Once you’ve drafted your company Purpose and Unique Business Proposition, it’s time to turn our attention to goal setting.
There is something magical about goal setting. Most of us have experienced this at various times in our lives. We’ve set a personal or business goal, shared it with people around us, and we find that most, or all, of the things we wanted to achieve have actually shown up in our lives six months or a year later.
A resource speaker in my CEO peer group, Mary Lore, taught us about the power of our thoughts. In summary, her message was this:
- When you change your thought, it leads you to:
- Change your behaviour, which creates
- Different results
Expressed another way, it’s about the power of positive thinking (vs. negative thinking = self limiting goals).
How to Get Started?

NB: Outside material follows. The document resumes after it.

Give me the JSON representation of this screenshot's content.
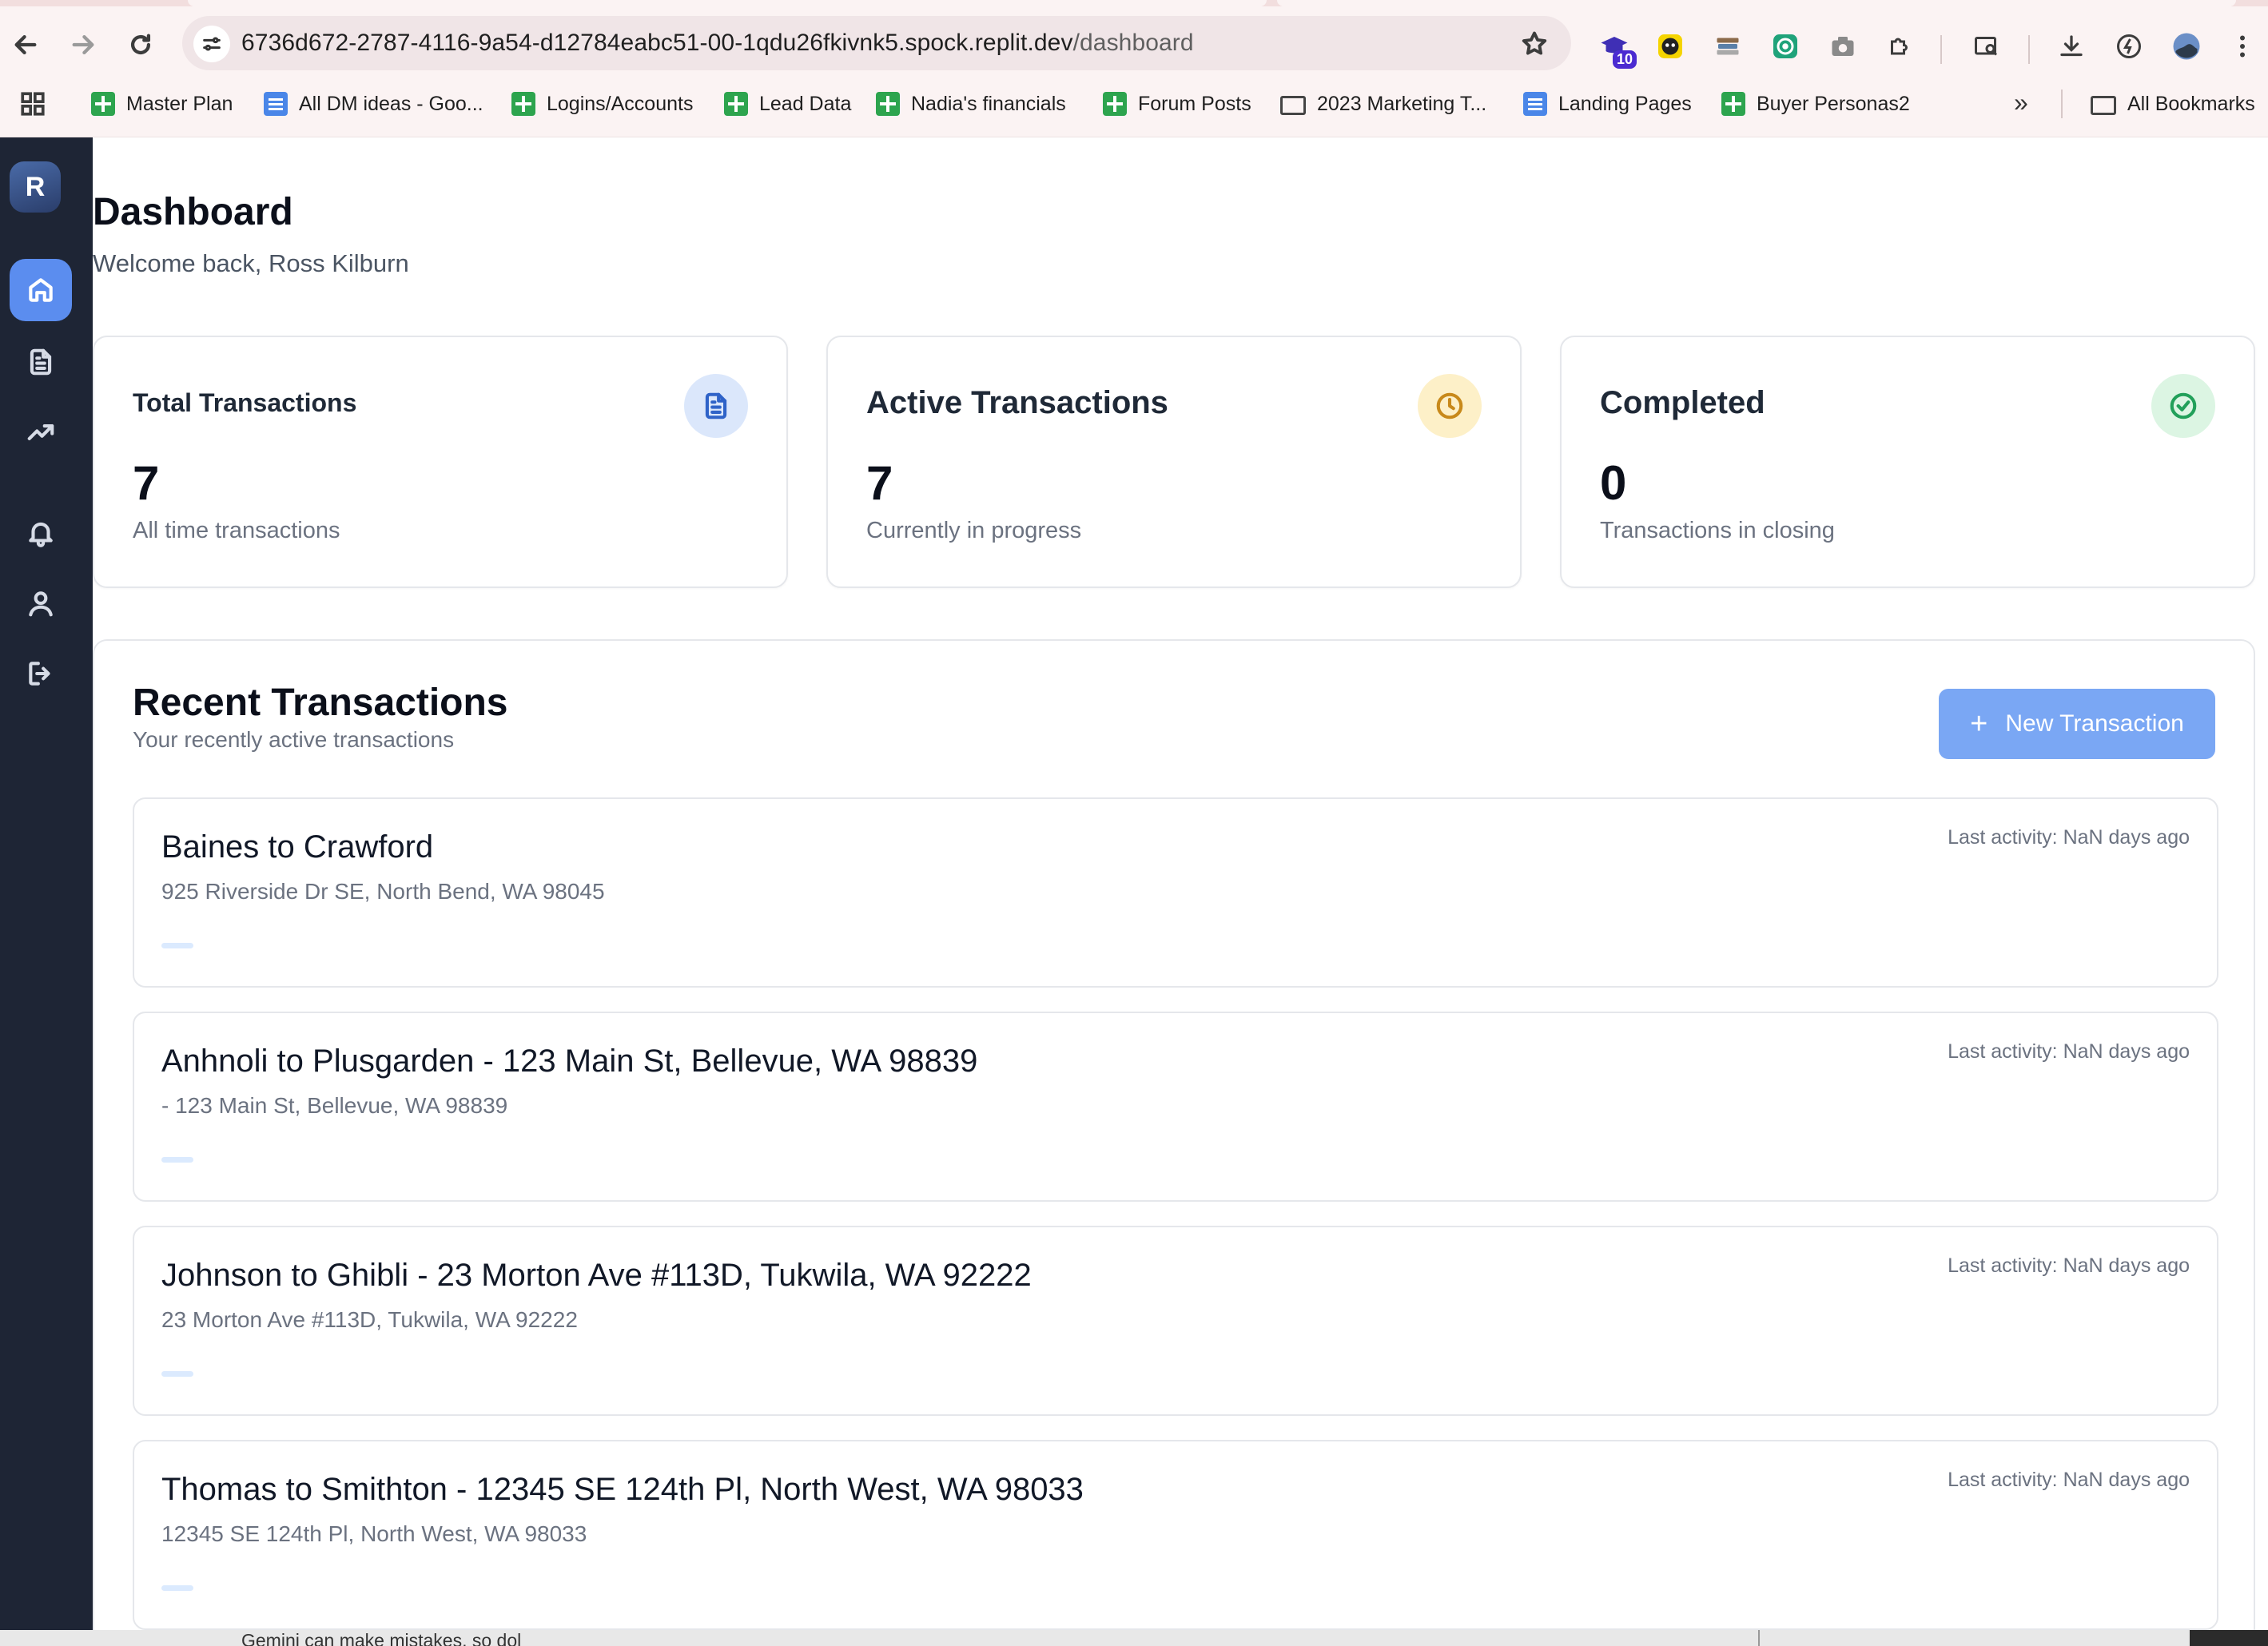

Thinking about goals is the starting point, but it is when we write our goals down that things start to happen. When we write our goals down, we are required to convert a vague notion bouncing around in our brain to a more tangible, concrete and specific result we aspire to achieve.

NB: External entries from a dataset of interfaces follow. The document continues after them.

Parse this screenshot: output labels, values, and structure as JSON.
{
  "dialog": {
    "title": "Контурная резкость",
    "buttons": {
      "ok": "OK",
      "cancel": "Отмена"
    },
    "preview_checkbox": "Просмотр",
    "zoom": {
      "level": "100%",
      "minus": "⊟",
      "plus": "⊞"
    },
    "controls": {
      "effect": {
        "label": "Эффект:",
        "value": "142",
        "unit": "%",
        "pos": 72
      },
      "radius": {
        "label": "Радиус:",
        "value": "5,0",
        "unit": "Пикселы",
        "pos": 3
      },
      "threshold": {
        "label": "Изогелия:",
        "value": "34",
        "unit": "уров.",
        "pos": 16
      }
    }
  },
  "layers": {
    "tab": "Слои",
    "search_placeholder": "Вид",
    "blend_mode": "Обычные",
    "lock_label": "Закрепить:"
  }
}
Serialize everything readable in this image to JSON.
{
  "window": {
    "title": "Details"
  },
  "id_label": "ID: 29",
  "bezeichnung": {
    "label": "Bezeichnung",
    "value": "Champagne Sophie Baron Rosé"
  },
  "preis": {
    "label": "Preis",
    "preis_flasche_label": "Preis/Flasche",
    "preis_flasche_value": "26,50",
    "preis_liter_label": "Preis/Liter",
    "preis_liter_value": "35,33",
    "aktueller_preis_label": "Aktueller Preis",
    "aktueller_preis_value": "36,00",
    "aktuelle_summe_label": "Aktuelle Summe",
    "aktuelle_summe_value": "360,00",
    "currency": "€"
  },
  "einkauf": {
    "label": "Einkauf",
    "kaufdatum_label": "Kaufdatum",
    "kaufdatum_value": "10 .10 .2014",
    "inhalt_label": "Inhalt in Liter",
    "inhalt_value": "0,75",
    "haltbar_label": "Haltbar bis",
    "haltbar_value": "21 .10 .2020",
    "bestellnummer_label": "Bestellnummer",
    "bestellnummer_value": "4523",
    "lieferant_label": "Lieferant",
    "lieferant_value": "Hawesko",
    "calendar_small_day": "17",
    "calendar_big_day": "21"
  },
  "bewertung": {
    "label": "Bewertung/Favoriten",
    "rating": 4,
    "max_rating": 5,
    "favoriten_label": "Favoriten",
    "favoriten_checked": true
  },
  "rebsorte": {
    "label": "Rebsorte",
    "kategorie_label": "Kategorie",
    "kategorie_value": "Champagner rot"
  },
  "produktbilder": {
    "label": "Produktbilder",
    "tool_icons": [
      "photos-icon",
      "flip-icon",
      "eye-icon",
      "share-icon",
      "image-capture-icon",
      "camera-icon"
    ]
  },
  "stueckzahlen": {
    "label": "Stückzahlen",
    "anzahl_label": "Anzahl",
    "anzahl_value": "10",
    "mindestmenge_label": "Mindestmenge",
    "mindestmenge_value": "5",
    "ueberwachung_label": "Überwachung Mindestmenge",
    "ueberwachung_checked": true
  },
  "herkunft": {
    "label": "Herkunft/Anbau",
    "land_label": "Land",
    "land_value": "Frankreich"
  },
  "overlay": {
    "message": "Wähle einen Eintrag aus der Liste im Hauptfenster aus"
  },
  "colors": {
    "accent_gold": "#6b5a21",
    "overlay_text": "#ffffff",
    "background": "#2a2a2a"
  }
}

In this action, we make a conscious thought change that starts to automatically change our behaviour.
As the leader of your enterprise, goal setting starts with you. Once you get clear about your 3 year (we call your Destination) and one year goals. It’s important to get these same thoughts firmly imbedded in the minds of the leadership team, and in due course, throughout the company. This leads to changing behaviours throughout the company, and, before long, better results.
Goal setting sounds like an easy task and in many ways it is. In it’s simplest form, it is a list of outcomes, or results for our business at a future date. In business, we have so many ideas and options to consider, it can be a challenge to create a short list that is clear, concise, specific (quantifiable) and realistic.

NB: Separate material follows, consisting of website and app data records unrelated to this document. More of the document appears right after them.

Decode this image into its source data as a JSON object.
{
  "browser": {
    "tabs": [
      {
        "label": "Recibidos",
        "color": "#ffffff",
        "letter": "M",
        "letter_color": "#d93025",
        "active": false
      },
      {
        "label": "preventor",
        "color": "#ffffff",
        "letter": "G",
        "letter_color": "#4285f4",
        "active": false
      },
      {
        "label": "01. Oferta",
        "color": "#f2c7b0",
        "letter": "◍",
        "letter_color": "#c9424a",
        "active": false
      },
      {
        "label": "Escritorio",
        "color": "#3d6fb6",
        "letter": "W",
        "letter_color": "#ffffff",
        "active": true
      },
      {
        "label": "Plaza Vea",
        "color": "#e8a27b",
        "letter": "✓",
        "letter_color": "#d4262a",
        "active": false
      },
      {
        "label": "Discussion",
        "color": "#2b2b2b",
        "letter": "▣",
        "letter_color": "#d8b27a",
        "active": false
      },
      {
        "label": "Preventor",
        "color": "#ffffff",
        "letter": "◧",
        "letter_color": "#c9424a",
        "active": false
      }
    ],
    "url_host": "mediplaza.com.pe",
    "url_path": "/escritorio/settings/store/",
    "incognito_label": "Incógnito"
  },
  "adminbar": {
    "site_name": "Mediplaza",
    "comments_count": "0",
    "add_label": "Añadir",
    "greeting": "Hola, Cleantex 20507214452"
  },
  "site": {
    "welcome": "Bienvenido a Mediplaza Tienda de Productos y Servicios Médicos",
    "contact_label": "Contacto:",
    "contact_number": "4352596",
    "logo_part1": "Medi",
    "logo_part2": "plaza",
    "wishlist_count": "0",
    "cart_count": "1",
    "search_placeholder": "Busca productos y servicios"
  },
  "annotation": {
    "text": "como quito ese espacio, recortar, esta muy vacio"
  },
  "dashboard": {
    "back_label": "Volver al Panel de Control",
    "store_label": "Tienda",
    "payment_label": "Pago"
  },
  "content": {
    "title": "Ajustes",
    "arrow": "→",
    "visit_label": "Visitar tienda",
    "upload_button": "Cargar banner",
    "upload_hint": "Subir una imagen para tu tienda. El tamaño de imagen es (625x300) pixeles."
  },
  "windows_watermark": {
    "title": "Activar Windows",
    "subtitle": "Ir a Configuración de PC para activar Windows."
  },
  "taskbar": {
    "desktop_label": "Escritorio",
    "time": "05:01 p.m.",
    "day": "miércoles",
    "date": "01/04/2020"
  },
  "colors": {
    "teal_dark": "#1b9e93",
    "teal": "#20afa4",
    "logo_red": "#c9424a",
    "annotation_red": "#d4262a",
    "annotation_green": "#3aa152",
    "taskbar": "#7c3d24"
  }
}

One of the nice things about plans is that we are free to make changes as we move along into the future. So, go ahead and make a list.
Try this approach: Write a date down a point three* years in the future, then describe 5 to 10 results that would make you happy, your definition of success at that time in the future. Be liberal in your thinking. At this stage quantity is more important than quality. Please include your financial goals, both income and balance sheet outcomes.
Our next step is to cull the list down to a more manageable 3-5 solid outcomes and start to distinguish between a goal vs an action step, which we label Strategies in our Business Plan Summary.
- Why three years?
For most companies, three years is about as far into the future for our goals to remain somewhat tangible. Beyond that horizon, our vision tends to become a little too blurry to be useful. It is also enough time to do the work, execute on the major strategies to achieve significant change. Every business is different and you may prefer a longer or shorter time horizon.
Mary Lore has excellent resources to further pursue this work of changing your thoughts. Link to her website: https://managingthought.com/
Chuck Reaves, TEC Speaker, shared a great message and reminder of an old message that still has impact. Have a listen to interview from the past which highlights where we find ourselves at the moment, approx 6 minute recording.
Link here on power of viral communication: What we think Impacts What we Experience: https://www.chuckreaves.info/ed%20foreman.m4a